Task statement ->
Across the records below, how many lines include the word "param"? State only the number.

(Website and app data records)

────────────────────

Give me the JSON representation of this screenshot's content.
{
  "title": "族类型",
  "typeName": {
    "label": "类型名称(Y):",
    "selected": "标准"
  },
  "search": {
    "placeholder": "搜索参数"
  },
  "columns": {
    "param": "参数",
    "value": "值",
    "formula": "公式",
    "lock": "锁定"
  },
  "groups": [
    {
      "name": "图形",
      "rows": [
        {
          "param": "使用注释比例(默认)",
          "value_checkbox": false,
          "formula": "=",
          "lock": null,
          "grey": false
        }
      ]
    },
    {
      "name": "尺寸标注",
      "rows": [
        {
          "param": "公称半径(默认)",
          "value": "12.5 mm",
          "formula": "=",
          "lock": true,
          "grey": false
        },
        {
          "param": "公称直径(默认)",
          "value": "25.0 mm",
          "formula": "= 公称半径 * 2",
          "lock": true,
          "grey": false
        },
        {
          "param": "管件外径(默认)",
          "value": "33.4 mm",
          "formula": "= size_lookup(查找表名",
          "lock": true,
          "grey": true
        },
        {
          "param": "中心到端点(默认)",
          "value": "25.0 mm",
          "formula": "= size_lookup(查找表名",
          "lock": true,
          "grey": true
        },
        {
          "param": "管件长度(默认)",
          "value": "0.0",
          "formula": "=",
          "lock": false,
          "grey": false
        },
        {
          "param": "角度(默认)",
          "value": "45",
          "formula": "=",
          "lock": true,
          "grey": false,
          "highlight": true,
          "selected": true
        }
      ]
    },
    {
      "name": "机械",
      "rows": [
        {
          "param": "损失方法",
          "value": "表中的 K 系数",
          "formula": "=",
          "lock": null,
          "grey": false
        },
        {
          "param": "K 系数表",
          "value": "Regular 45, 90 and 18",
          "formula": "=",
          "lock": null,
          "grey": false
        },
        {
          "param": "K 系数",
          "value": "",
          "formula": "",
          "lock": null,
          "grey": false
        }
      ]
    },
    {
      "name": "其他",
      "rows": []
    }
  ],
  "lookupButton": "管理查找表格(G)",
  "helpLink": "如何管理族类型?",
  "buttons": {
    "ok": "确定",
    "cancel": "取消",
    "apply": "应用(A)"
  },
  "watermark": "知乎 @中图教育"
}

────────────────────

Written solution ->
11